What, then can a competent business manager do to differentiate themselves from those who merely pretend to be business managers while demonstrating decidedly bureaucratic behavior? Information is the key, and that doesn’t mean hoarding information for purposes of appearing indispensable to the enterprise. Business managers are obligated to lead by example, which for information means sharing everything that isn’t an explicit element of organizational confidentiality. Processes for sharing information range from email attachments (risky and unprofessional) to formal collaboration workflows. As always, you’ll get what you pay for — so don’t skimp on the investment simply because everyone already has a hard drive and an email/IM client, because that way leads toward insolvency.

Bottom line: far too many businesses neglect information management, to the detriment of their bottom line.

Aleph Infotinuum Services posted this entry on

What’s the difference between learning and knowledge?

Confusion over the definition of these two concepts explains why most corporate training programs fail to achieve their business outcomes.

Put simply, learning is the process and knowledge is the outcome. And instructional designers are responsible for designing the learning process by:

  • ensuring learning outcomes meet business goals
  • designing appropriate learning strategies and materials
  • selecting the required content necessary to achieve learning outcomes
  • identifying how to deliver the content
  • ensuring users have adequate opportunity for practice, application, and failure

The last point is key to ensuring learning sticks. The process of practice-application-failure makes the learning content meaningful and memorable to users. That’s the acquisition of knowledge. And that’s why businesses invest in training programs. Sustaining and growing corporate knowledge helps drive businesses forward. Learning is what happens behind the scenes.

Learn to recognize the signs of individual knowledge & expertise encountering the destructive force that is bureaucracy

Artificial hierarchies, which business owners and business school graduates often implement as personal fiefdom enablers, become the riskiest set of organizational silos.

Amid human society, no hierarchy is natural. There are no natural-born leaders, because the term leader is merely a temporal metaphor. The very concept of vertical subordination within an enterprise is tantamount to fraud — at the very least, it is an example of bullies pretending to be important deciderers by way of rigging things in their favor.

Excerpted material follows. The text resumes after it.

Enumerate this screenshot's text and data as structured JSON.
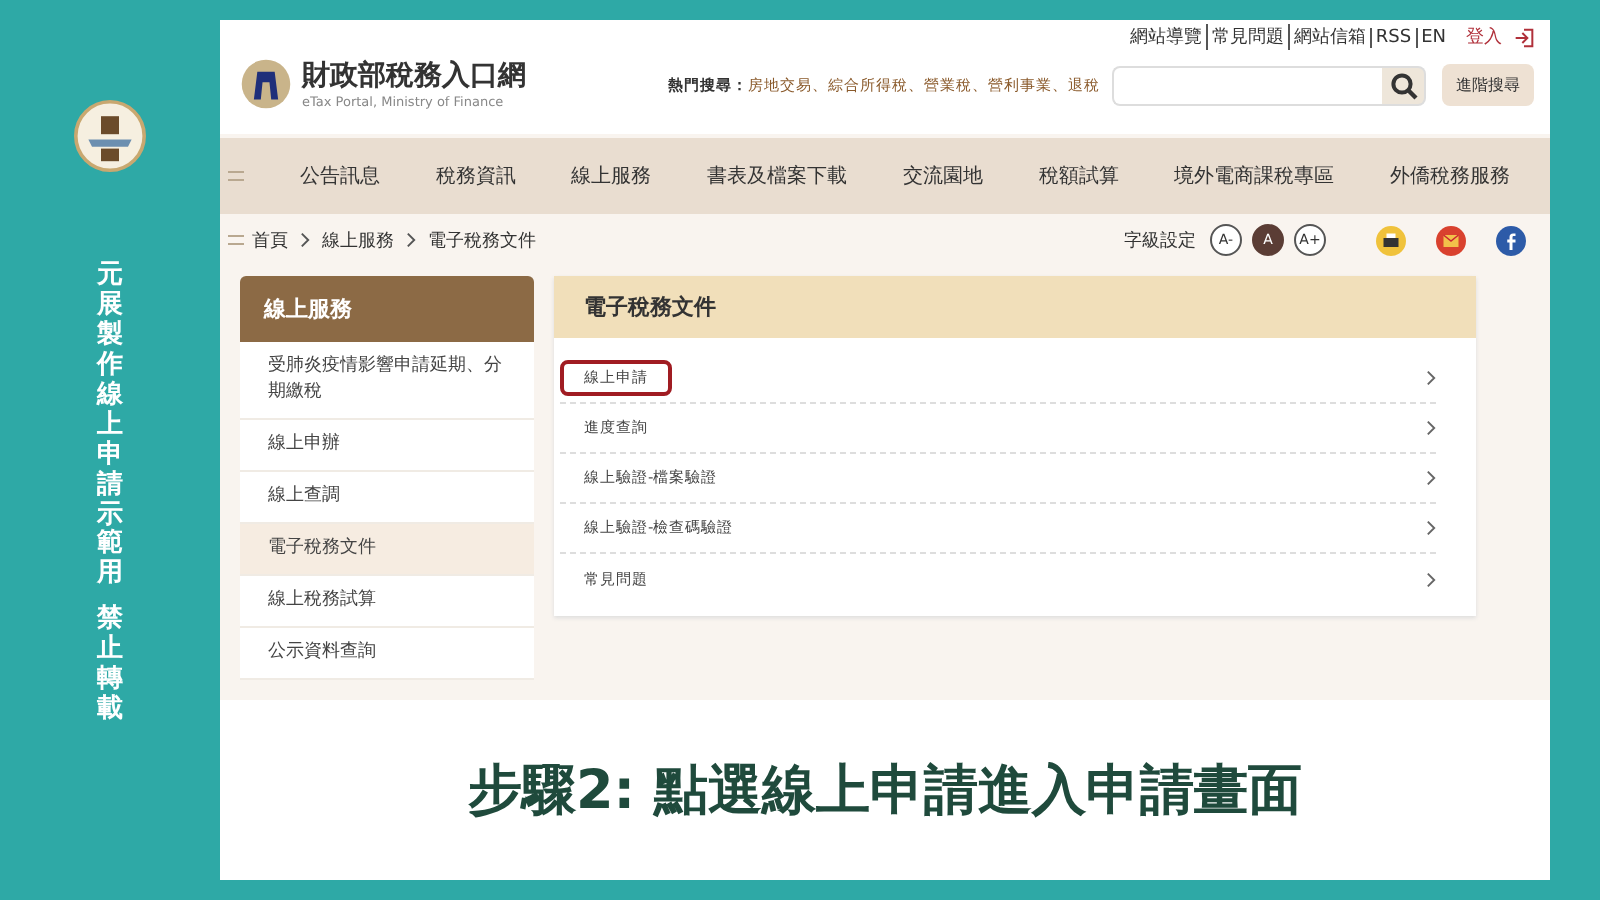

That doesn’t mean, of course, that any employee or contracted consultant can do their own thing without regard to satisfying the obligations of the role for which they are expecting to receive remuneration in the form of a wage or a salary or a chart-of-accounts transfer from AR (Accounts Receivable) to some or other bookkeeping revenue account (e.g. a checking account at a bank). Neither business line managers nor non-managers get to behave like they’re more important than their coworkers.

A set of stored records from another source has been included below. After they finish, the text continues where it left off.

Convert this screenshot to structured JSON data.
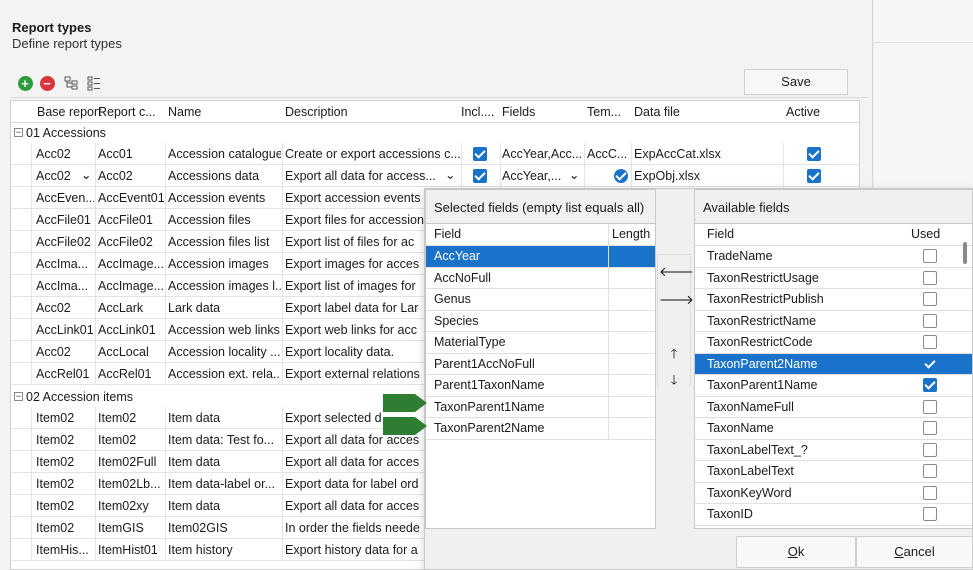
{
  "header": {
    "title": "Report types",
    "subtitle": "Define report types"
  },
  "toolbar": {
    "save_label": "Save"
  },
  "grid": {
    "columns": [
      "Base report",
      "Report c...",
      "Name",
      "Description",
      "Incl....",
      "Fields",
      "Tem...",
      "Data file",
      "Active"
    ],
    "groups": [
      "01 Accessions",
      "02 Accession items"
    ],
    "rows_g1": [
      {
        "base": "Acc02",
        "code": "Acc01",
        "name": "Accession catalogue",
        "desc": "Create or export accessions c...",
        "fields": "AccYear,Acc...",
        "tem": "AccC...",
        "file": "ExpAccCat.xlsx"
      },
      {
        "base": "Acc02",
        "code": "Acc02",
        "name": "Accessions data",
        "desc": "Export all data for access...",
        "fields": "AccYear,...",
        "tem": "",
        "file": "ExpObj.xlsx"
      },
      {
        "base": "AccEven...",
        "code": "AccEvent01",
        "name": "Accession events",
        "desc": "Export accession events"
      },
      {
        "base": "AccFile01",
        "code": "AccFile01",
        "name": "Accession files",
        "desc": "Export files for accession"
      },
      {
        "base": "AccFile02",
        "code": "AccFile02",
        "name": "Accession files list",
        "desc": "Export list of files for ac"
      },
      {
        "base": "AccIma...",
        "code": "AccImage...",
        "name": "Accession images",
        "desc": "Export images for acces"
      },
      {
        "base": "AccIma...",
        "code": "AccImage...",
        "name": "Accession images l...",
        "desc": "Export list of images for"
      },
      {
        "base": "Acc02",
        "code": "AccLark",
        "name": "Lark data",
        "desc": "Export label data for Lar"
      },
      {
        "base": "AccLink01",
        "code": "AccLink01",
        "name": "Accession web links",
        "desc": "Export web links for acc"
      },
      {
        "base": "Acc02",
        "code": "AccLocal",
        "name": "Accession locality ...",
        "desc": "Export locality data."
      },
      {
        "base": "AccRel01",
        "code": "AccRel01",
        "name": "Accession ext. rela...",
        "desc": "Export external relations"
      }
    ],
    "rows_g2": [
      {
        "base": "Item02",
        "code": "Item02",
        "name": "Item data",
        "desc": "Export selected d"
      },
      {
        "base": "Item02",
        "code": "Item02",
        "name": "Item data: Test fo...",
        "desc": "Export all data for acces"
      },
      {
        "base": "Item02",
        "code": "Item02Full",
        "name": "Item data",
        "desc": "Export all data for acces"
      },
      {
        "base": "Item02",
        "code": "Item02Lb...",
        "name": "Item data-label or...",
        "desc": "Export data for label ord"
      },
      {
        "base": "Item02",
        "code": "Item02xy",
        "name": "Item data",
        "desc": "Export all data for acces"
      },
      {
        "base": "Item02",
        "code": "ItemGIS",
        "name": "Item02GIS",
        "desc": "In order the fields neede"
      },
      {
        "base": "ItemHis...",
        "code": "ItemHist01",
        "name": "Item history",
        "desc": "Export history data for a"
      }
    ]
  },
  "selected_panel": {
    "title": "Selected fields (empty list equals all)",
    "col_field": "Field",
    "col_length": "Length",
    "rows": [
      "AccYear",
      "AccNoFull",
      "Genus",
      "Species",
      "MaterialType",
      "Parent1AccNoFull",
      "Parent1TaxonName",
      "TaxonParent1Name",
      "TaxonParent2Name"
    ]
  },
  "available_panel": {
    "title": "Available fields",
    "col_field": "Field",
    "col_used": "Used",
    "rows": [
      {
        "name": "TradeName",
        "used": false
      },
      {
        "name": "TaxonRestrictUsage",
        "used": false
      },
      {
        "name": "TaxonRestrictPublish",
        "used": false
      },
      {
        "name": "TaxonRestrictName",
        "used": false
      },
      {
        "name": "TaxonRestrictCode",
        "used": false
      },
      {
        "name": "TaxonParent2Name",
        "used": true
      },
      {
        "name": "TaxonParent1Name",
        "used": true
      },
      {
        "name": "TaxonNameFull",
        "used": false
      },
      {
        "name": "TaxonName",
        "used": false
      },
      {
        "name": "TaxonLabelText_?",
        "used": false
      },
      {
        "name": "TaxonLabelText",
        "used": false
      },
      {
        "name": "TaxonKeyWord",
        "used": false
      },
      {
        "name": "TaxonID",
        "used": false
      }
    ]
  },
  "dialog": {
    "ok_label": "Ok",
    "ok_u": "O",
    "ok_rest": "k",
    "cancel_label": "Cancel",
    "cancel_u": "C",
    "cancel_rest": "ancel"
  },
  "colors": {
    "accent": "#1a73c8",
    "green_marker": "#2e7d32"
  }
}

Growing a business is difficult. That’s why so many people who call themselves a business manager end up behaving like a bureaucrat. That’s also why so many people choose to join guilds. The imagined outcome is unquestioning obedience and exclusivity of opportunity. The actual outcome is economic stagnation, which sometimes compels those with a bureaucratic mindset to seek the protection of a larger bureaucracy called government, which sometimes leads to trade wars, which sometimes lead to shooting wars. Who’s kidding whom: more than sometimes.

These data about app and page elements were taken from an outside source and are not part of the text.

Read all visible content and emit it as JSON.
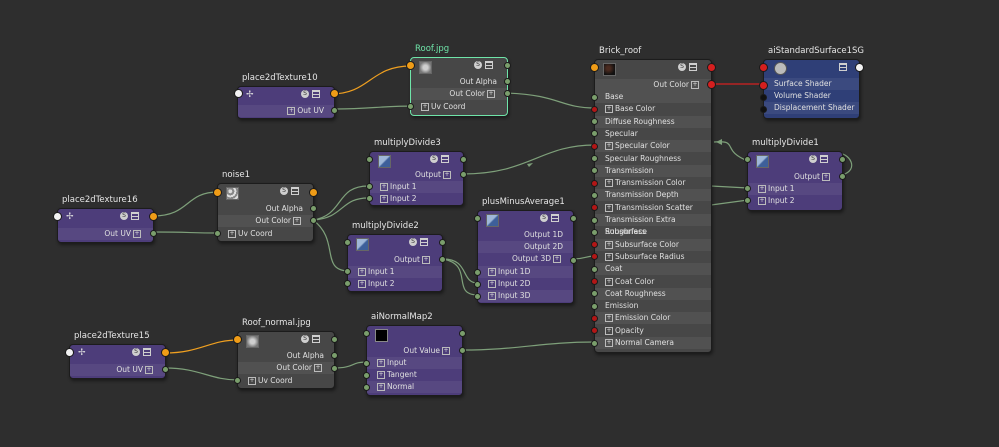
{
  "nodes": {
    "place2dTexture10": {
      "title": "place2dTexture10",
      "out_uv": "Out UV"
    },
    "roof_jpg": {
      "title": "Roof.jpg",
      "out_alpha": "Out Alpha",
      "out_color": "Out Color",
      "uv_coord": "Uv Coord"
    },
    "brick_roof": {
      "title": "Brick_roof",
      "out_color": "Out Color",
      "inputs": [
        "Base",
        "Base Color",
        "Diffuse Roughness",
        "Specular",
        "Specular Color",
        "Specular Roughness",
        "Transmission",
        "Transmission Color",
        "Transmission Depth",
        "Transmission Scatter",
        "Transmission Extra Roughness",
        "Subsurface",
        "Subsurface Color",
        "Subsurface Radius",
        "Coat",
        "Coat Color",
        "Coat Roughness",
        "Emission",
        "Emission Color",
        "Opacity",
        "Normal Camera"
      ]
    },
    "ai_sg": {
      "title": "aiStandardSurface1SG",
      "rows": [
        "Surface Shader",
        "Volume Shader",
        "Displacement Shader"
      ]
    },
    "multiplyDivide3": {
      "title": "multiplyDivide3",
      "output": "Output",
      "input1": "Input 1",
      "input2": "Input 2"
    },
    "multiplyDivide1": {
      "title": "multiplyDivide1",
      "output": "Output",
      "input1": "Input 1",
      "input2": "Input 2"
    },
    "noise1": {
      "title": "noise1",
      "out_alpha": "Out Alpha",
      "out_color": "Out Color",
      "uv_coord": "Uv Coord"
    },
    "place2dTexture16": {
      "title": "place2dTexture16",
      "out_uv": "Out UV"
    },
    "multiplyDivide2": {
      "title": "multiplyDivide2",
      "output": "Output",
      "input1": "Input 1",
      "input2": "Input 2"
    },
    "plusMinusAverage1": {
      "title": "plusMinusAverage1",
      "rows": [
        "Output 1D",
        "Output 2D",
        "Output 3D",
        "Input 1D",
        "Input 2D",
        "Input 3D"
      ]
    },
    "place2dTexture15": {
      "title": "place2dTexture15",
      "out_uv": "Out UV"
    },
    "roof_normal": {
      "title": "Roof_normal.jpg",
      "out_alpha": "Out Alpha",
      "out_color": "Out Color",
      "uv_coord": "Uv Coord"
    },
    "aiNormalMap2": {
      "title": "aiNormalMap2",
      "out_value": "Out Value",
      "rows": [
        "Input",
        "Tangent",
        "Normal"
      ]
    }
  },
  "colors": {
    "background": "#2e2e2e",
    "utility_node": "#4d3d7a",
    "texture_node": "#474747",
    "shading_group": "#2f3f77",
    "selection": "#6fe5a9",
    "wire_green": "#7ea07a",
    "wire_orange": "#f0a020",
    "wire_red": "#d42020"
  }
}
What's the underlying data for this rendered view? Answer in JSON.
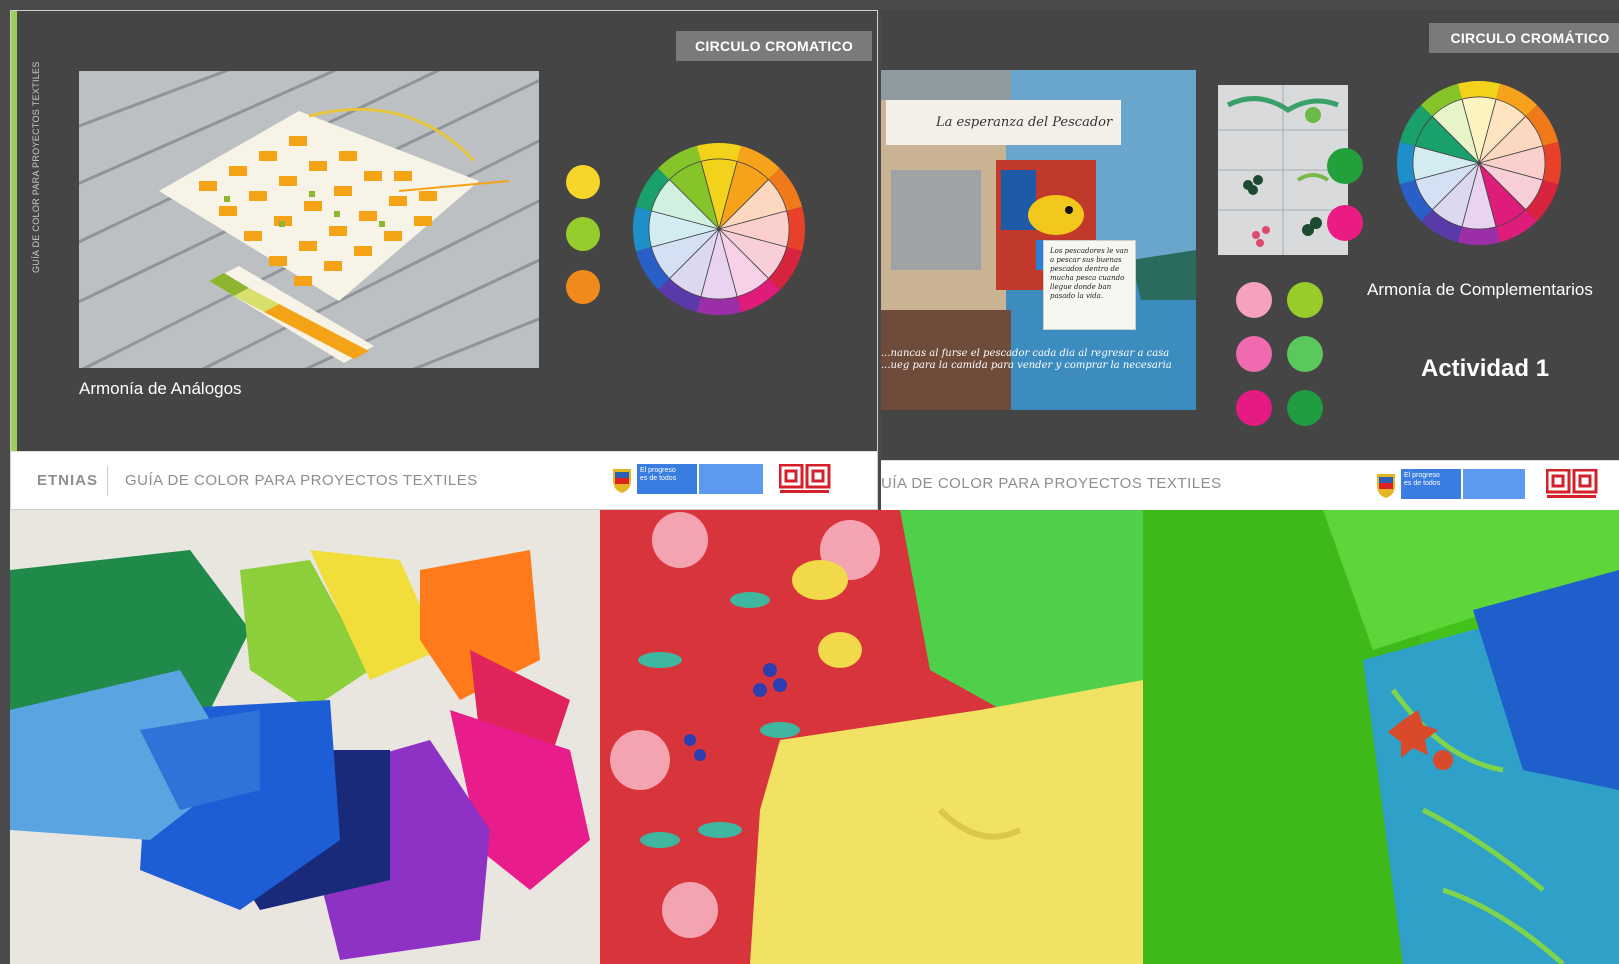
{
  "slide1": {
    "side_label": "GUÍA DE COLOR PARA PROYECTOS TEXTILES",
    "badge": "CIRCULO CROMATICO",
    "caption": "Armonía de Análogos",
    "swatches": [
      "#f7d62a",
      "#96cc2c",
      "#f08a1c"
    ],
    "footer": {
      "etnias": "ETNIAS",
      "guide": "GUÍA DE COLOR PARA PROYECTOS TEXTILES",
      "gov_line1": "El progreso",
      "gov_line2": "es de todos"
    }
  },
  "slide2": {
    "badge": "CIRCULO CROMÁTICO",
    "caption": "Armonía de Complementarios",
    "activity": "Actividad 1",
    "poster_title": "La esperanza del Pescador",
    "poster_note": "Los pescadores le van a pescar sus buenas pescados dentro de mucha pesca cuando llegue donde ban pasado la vida.",
    "poster_caption": "...nancas al furse el pescador cada dia al regresar a casa ...ueg para la camida para vender y comprar la necesaria",
    "footer": {
      "guide": "UÍA DE COLOR PARA PROYECTOS TEXTILES",
      "gov_line1": "El progreso",
      "gov_line2": "es de todos"
    },
    "swatch_pair": [
      "#21a03c",
      "#ea1c83"
    ],
    "grid_swatches": [
      [
        "#f7a1bd",
        "#98cc2a"
      ],
      [
        "#f06ab0",
        "#5ac85a"
      ],
      [
        "#e51a82",
        "#1f9d40"
      ]
    ]
  },
  "colors": {
    "slide_bg": "#454545",
    "badge_bg": "#7a7a7a",
    "gov_blue": "#3a7de0",
    "logo_red": "#d3202a"
  },
  "bottom_photos": [
    "fabric-color-wheel-photo",
    "floral-fabric-photo",
    "green-fabric-photo"
  ]
}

How, then, can a professional help to minimize the risk of warfare? Knowing that political activism is inherently immoral, the answer becomes obvious: economic activism. Include as part of your employer’s value stream map a knowledge mapping process designed to guide employees and likewise authorized contractors toward the resources they need — all without them ever feeling obligated to approach someone who believes themselves to be hierarchically entrenched in order to beg for entrance into that person’s specific information silo.